## Task:
Read the data below line by line and state how many lines hold "keyboard". Nothing else belongs in the answer.

## Information shown:
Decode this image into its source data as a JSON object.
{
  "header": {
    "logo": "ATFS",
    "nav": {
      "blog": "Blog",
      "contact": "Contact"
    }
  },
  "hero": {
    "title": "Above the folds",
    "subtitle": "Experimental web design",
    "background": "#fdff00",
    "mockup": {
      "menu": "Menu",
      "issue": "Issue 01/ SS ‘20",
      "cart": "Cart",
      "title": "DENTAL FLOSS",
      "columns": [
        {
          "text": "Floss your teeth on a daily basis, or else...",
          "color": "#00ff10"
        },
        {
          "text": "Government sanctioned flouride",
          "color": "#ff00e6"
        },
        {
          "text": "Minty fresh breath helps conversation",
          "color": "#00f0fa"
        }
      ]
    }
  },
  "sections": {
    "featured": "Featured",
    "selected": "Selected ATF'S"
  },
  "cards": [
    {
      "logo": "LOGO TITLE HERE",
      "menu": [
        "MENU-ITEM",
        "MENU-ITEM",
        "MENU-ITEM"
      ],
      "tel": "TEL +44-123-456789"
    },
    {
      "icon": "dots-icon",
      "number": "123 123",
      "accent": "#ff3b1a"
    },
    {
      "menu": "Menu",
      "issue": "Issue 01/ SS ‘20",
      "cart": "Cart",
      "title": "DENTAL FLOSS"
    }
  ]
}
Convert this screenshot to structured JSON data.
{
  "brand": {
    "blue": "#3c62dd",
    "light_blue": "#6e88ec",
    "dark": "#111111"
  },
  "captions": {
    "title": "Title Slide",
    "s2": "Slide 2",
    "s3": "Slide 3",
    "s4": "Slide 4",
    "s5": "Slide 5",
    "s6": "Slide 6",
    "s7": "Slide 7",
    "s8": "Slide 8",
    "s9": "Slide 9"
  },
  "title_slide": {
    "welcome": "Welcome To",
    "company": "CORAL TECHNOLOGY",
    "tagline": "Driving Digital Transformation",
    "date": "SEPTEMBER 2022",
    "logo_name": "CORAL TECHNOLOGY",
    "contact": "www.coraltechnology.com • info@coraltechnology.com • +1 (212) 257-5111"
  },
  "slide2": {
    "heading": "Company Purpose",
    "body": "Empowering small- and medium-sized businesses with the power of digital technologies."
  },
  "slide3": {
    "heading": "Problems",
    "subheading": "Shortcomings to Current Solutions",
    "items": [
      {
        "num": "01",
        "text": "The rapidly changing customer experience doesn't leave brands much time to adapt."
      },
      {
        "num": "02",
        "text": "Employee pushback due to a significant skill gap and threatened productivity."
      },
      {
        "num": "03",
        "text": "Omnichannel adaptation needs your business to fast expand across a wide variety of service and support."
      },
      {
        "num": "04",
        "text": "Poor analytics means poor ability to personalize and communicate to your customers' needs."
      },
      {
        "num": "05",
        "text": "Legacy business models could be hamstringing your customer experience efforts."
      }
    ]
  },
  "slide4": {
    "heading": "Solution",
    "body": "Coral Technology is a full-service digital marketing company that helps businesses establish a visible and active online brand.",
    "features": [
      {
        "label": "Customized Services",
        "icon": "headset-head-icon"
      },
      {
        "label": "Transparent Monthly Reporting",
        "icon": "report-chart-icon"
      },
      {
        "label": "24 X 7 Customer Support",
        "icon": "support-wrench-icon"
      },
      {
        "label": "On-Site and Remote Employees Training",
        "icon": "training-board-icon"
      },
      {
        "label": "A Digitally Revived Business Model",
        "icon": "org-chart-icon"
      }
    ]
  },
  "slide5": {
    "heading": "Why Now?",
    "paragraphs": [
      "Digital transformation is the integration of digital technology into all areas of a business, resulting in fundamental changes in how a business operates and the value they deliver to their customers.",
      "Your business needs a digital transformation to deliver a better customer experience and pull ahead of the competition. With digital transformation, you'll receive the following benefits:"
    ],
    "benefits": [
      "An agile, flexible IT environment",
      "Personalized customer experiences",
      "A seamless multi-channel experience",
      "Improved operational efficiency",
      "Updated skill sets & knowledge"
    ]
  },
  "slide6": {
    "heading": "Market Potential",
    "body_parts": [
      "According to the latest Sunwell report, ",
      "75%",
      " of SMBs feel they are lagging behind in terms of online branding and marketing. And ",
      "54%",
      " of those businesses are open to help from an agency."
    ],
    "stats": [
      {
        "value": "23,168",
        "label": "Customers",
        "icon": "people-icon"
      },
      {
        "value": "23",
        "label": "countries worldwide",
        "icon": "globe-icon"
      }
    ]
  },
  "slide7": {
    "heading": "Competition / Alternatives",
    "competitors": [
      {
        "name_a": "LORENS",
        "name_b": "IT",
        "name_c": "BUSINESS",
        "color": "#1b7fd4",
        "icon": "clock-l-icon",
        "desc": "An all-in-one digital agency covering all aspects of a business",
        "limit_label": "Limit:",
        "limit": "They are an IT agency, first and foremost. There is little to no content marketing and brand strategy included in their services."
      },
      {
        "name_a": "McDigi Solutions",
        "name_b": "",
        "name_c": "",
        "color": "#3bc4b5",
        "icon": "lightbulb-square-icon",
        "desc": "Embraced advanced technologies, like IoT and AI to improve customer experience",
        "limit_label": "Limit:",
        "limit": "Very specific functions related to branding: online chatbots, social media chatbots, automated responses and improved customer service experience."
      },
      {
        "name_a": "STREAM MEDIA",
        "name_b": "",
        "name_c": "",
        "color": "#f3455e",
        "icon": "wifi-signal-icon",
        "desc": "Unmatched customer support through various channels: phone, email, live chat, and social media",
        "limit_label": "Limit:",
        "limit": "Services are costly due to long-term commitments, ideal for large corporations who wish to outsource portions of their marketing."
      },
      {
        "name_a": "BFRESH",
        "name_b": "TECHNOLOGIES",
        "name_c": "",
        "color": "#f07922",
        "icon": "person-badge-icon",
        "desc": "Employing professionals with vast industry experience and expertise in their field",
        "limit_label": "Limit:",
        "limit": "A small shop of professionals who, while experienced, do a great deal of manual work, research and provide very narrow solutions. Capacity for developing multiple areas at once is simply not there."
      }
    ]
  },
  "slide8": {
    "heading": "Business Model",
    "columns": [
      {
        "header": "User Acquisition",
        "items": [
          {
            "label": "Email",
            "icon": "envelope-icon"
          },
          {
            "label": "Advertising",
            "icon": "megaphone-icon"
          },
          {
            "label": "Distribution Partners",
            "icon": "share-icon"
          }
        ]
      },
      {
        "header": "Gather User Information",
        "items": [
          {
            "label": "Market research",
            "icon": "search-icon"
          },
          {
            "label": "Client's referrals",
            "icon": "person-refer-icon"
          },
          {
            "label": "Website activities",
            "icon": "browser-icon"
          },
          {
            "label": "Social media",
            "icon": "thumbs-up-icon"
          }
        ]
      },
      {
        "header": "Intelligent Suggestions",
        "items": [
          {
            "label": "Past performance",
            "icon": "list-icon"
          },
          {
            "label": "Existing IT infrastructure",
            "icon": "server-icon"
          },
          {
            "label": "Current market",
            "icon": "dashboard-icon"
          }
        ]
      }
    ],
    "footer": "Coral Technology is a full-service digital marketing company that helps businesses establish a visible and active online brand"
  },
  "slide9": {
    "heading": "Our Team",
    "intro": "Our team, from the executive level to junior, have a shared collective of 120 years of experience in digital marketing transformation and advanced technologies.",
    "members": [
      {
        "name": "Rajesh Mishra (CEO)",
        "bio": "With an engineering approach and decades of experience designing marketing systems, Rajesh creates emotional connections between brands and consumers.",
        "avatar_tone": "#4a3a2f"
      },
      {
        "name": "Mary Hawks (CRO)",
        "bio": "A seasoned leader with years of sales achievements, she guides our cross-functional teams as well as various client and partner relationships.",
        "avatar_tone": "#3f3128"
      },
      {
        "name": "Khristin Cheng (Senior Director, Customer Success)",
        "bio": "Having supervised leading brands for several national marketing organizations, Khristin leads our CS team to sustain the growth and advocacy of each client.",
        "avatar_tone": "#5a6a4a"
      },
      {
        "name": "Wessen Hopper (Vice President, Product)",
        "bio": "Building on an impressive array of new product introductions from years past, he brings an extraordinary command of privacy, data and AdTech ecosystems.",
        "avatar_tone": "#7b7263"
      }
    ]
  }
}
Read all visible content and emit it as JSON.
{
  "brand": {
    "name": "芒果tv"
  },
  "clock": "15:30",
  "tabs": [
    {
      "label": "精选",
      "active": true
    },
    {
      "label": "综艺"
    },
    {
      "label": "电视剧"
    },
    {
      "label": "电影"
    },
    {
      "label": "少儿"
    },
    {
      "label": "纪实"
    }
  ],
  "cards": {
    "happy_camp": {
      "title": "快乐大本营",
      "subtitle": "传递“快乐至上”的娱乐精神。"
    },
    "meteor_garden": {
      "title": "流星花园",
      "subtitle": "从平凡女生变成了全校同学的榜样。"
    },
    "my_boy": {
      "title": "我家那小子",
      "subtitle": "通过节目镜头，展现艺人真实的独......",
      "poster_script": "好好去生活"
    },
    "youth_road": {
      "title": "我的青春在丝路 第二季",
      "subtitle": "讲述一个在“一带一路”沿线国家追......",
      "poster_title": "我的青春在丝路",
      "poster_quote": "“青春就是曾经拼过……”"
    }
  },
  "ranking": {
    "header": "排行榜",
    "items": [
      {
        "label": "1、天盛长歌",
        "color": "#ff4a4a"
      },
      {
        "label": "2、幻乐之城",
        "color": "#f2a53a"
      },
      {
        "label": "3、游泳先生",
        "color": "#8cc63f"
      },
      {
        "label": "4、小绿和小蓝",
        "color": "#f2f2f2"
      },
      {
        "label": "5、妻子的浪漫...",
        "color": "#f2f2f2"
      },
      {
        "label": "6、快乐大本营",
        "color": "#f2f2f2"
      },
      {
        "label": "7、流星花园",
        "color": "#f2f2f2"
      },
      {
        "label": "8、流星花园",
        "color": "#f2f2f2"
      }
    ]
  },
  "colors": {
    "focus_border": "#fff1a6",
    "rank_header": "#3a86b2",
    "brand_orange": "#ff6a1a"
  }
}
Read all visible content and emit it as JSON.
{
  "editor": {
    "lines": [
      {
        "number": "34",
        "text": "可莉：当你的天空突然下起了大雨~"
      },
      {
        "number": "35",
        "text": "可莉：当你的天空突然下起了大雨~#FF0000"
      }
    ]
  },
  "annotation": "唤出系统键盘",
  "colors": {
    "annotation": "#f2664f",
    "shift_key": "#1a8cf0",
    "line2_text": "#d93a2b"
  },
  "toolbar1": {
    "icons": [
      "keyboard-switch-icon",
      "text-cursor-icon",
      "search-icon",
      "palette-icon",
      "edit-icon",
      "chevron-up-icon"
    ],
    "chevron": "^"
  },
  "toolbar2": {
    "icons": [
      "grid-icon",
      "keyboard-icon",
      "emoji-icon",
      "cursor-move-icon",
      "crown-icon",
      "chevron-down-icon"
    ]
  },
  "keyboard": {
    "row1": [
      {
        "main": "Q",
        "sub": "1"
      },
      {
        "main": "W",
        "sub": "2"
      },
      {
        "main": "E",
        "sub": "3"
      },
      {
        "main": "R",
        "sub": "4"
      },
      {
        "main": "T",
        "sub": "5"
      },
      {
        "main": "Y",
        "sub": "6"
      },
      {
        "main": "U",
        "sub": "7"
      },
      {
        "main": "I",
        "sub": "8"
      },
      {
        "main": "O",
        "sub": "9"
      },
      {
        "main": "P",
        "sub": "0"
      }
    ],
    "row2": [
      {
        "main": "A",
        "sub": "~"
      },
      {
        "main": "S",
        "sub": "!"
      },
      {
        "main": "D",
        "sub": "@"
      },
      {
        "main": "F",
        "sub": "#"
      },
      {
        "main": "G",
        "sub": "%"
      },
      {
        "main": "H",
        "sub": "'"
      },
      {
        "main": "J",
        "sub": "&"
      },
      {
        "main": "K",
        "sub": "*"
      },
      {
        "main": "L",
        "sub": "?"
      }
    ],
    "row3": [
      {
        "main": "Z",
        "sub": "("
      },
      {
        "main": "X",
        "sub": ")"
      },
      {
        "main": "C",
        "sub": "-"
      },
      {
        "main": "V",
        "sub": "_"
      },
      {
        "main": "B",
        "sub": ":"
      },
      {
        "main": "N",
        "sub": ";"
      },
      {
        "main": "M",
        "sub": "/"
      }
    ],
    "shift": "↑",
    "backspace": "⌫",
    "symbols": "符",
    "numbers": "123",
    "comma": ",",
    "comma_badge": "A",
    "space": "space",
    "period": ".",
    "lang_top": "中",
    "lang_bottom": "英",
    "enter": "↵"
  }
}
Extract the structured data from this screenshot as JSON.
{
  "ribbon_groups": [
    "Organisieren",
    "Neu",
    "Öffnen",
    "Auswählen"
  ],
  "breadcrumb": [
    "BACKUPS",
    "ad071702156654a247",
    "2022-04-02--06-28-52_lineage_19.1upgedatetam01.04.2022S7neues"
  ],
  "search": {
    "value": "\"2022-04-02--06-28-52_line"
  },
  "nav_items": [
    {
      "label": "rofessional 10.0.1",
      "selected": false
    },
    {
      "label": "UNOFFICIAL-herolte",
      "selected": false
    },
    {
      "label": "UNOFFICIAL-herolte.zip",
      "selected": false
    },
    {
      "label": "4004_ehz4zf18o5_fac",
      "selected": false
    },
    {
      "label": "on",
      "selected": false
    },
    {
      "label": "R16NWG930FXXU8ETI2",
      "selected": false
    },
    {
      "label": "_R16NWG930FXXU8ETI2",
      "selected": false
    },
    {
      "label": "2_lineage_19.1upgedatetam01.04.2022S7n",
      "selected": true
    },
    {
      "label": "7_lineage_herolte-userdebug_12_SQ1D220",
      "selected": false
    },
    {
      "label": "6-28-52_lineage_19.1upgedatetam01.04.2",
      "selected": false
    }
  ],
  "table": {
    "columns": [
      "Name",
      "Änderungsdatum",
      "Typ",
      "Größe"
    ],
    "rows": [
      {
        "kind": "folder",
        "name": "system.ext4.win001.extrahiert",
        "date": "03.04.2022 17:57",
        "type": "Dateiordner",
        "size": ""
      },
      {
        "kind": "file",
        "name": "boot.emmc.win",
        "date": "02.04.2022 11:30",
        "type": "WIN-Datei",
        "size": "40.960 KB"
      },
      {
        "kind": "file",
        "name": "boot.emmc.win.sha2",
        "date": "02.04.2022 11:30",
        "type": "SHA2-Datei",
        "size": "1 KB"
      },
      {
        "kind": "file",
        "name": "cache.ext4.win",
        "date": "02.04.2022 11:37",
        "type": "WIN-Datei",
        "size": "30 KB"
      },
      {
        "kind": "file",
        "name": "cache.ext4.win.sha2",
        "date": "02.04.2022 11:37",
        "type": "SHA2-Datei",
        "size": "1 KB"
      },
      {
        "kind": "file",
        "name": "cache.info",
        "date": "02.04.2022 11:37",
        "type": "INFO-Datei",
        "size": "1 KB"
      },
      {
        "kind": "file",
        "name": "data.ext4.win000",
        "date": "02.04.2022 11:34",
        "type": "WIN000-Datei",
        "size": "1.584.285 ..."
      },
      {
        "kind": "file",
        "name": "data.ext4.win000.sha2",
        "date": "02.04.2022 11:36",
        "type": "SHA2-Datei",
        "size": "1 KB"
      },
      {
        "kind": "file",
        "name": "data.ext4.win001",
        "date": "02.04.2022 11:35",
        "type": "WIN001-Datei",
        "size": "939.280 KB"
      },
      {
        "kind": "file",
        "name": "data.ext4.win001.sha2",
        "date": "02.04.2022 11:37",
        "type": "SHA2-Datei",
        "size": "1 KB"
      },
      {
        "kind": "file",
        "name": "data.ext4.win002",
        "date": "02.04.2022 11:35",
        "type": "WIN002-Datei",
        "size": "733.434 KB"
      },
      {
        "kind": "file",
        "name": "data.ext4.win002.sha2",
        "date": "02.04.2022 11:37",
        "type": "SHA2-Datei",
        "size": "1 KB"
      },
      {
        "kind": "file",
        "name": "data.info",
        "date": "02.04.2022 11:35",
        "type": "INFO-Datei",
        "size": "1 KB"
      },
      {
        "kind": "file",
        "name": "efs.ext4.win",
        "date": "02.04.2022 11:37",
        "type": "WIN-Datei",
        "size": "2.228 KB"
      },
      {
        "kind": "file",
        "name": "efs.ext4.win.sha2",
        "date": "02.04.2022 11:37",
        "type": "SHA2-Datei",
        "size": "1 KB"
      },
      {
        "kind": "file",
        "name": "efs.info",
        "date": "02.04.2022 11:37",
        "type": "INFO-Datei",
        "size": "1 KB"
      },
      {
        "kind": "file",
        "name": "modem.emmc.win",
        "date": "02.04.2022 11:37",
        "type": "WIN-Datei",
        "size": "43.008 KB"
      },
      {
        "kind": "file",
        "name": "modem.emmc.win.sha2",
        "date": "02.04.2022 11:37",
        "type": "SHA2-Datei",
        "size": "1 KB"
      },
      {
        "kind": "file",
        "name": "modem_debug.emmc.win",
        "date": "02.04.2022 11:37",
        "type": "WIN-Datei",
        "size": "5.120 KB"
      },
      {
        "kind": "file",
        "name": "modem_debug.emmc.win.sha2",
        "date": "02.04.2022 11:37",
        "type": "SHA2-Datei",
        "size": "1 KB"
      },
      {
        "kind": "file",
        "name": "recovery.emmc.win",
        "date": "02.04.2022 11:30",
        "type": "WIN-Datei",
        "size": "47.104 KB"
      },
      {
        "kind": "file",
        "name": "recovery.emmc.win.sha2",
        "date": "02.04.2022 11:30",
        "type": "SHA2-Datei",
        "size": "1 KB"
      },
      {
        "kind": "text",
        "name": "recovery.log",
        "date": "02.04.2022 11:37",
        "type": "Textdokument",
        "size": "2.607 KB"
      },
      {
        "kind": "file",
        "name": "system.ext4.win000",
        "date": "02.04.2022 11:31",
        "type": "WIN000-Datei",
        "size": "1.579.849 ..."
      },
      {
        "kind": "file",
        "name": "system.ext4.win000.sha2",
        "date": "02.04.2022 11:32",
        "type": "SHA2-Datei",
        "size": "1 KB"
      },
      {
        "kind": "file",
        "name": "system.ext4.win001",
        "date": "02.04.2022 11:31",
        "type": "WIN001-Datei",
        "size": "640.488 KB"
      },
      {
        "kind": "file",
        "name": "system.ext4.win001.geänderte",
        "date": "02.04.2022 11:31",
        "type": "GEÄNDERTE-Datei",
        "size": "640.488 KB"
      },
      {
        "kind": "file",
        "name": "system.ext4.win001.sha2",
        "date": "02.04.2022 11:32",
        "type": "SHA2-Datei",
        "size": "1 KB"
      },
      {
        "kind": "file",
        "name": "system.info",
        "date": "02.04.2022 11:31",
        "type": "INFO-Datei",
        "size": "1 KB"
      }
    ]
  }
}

## Solved exercise:
3